● **Records from a dataset**:
=====

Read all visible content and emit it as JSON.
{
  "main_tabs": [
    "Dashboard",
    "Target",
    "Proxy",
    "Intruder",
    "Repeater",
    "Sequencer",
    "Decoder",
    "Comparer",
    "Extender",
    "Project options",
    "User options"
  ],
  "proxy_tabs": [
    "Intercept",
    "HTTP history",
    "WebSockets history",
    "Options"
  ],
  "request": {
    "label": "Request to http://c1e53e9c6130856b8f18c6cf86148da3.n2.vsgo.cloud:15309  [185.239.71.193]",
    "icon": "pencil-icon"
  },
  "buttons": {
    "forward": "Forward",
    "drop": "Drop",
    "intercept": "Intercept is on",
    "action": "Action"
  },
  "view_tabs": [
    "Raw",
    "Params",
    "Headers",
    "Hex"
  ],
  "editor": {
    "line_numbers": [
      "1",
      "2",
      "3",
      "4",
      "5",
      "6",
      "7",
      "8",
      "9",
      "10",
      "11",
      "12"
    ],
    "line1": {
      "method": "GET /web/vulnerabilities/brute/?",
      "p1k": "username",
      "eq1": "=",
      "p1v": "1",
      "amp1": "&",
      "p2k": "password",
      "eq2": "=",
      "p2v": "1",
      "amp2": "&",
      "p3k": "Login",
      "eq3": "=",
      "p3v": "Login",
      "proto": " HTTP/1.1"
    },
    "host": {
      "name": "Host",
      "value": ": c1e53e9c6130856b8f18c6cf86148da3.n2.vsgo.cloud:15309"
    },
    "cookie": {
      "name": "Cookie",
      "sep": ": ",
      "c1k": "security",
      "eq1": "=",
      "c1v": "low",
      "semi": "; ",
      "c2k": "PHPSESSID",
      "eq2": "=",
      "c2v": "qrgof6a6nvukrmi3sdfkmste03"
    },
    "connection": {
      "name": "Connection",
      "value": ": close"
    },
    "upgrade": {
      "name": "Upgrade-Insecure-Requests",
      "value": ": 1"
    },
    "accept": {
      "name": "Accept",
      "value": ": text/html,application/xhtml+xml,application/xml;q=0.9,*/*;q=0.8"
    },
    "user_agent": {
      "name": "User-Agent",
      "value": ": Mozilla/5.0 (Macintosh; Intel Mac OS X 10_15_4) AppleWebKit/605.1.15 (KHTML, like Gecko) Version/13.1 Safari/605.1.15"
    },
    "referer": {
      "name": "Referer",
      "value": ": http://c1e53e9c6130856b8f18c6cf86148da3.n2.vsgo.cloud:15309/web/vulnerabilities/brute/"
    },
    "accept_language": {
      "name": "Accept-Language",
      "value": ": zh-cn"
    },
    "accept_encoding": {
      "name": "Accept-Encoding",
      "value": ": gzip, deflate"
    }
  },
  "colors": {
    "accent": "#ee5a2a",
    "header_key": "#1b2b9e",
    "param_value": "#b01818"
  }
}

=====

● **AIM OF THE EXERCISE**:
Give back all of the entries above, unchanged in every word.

● **RESPONSE**:
Read all visible content and emit it as JSON.
{
  "main_tabs": [
    "Dashboard",
    "Target",
    "Proxy",
    "Intruder",
    "Repeater",
    "Sequencer",
    "Decoder",
    "Comparer",
    "Extender",
    "Project options",
    "User options"
  ],
  "proxy_tabs": [
    "Intercept",
    "HTTP history",
    "WebSockets history",
    "Options"
  ],
  "request": {
    "label": "Request to http://c1e53e9c6130856b8f18c6cf86148da3.n2.vsgo.cloud:15309  [185.239.71.193]",
    "icon": "pencil-icon"
  },
  "buttons": {
    "forward": "Forward",
    "drop": "Drop",
    "intercept": "Intercept is on",
    "action": "Action"
  },
  "view_tabs": [
    "Raw",
    "Params",
    "Headers",
    "Hex"
  ],
  "editor": {
    "line_numbers": [
      "1",
      "2",
      "3",
      "4",
      "5",
      "6",
      "7",
      "8",
      "9",
      "10",
      "11",
      "12"
    ],
    "line1": {
      "method": "GET /web/vulnerabilities/brute/?",
      "p1k": "username",
      "eq1": "=",
      "p1v": "1",
      "amp1": "&",
      "p2k": "password",
      "eq2": "=",
      "p2v": "1",
      "amp2": "&",
      "p3k": "Login",
      "eq3": "=",
      "p3v": "Login",
      "proto": " HTTP/1.1"
    },
    "host": {
      "name": "Host",
      "value": ": c1e53e9c6130856b8f18c6cf86148da3.n2.vsgo.cloud:15309"
    },
    "cookie": {
      "name": "Cookie",
      "sep": ": ",
      "c1k": "security",
      "eq1": "=",
      "c1v": "low",
      "semi": "; ",
      "c2k": "PHPSESSID",
      "eq2": "=",
      "c2v": "qrgof6a6nvukrmi3sdfkmste03"
    },
    "connection": {
      "name": "Connection",
      "value": ": close"
    },
    "upgrade": {
      "name": "Upgrade-Insecure-Requests",
      "value": ": 1"
    },
    "accept": {
      "name": "Accept",
      "value": ": text/html,application/xhtml+xml,application/xml;q=0.9,*/*;q=0.8"
    },
    "user_agent": {
      "name": "User-Agent",
      "value": ": Mozilla/5.0 (Macintosh; Intel Mac OS X 10_15_4) AppleWebKit/605.1.15 (KHTML, like Gecko) Version/13.1 Safari/605.1.15"
    },
    "referer": {
      "name": "Referer",
      "value": ": http://c1e53e9c6130856b8f18c6cf86148da3.n2.vsgo.cloud:15309/web/vulnerabilities/brute/"
    },
    "accept_language": {
      "name": "Accept-Language",
      "value": ": zh-cn"
    },
    "accept_encoding": {
      "name": "Accept-Encoding",
      "value": ": gzip, deflate"
    }
  },
  "colors": {
    "accent": "#ee5a2a",
    "header_key": "#1b2b9e",
    "param_value": "#b01818"
  }
}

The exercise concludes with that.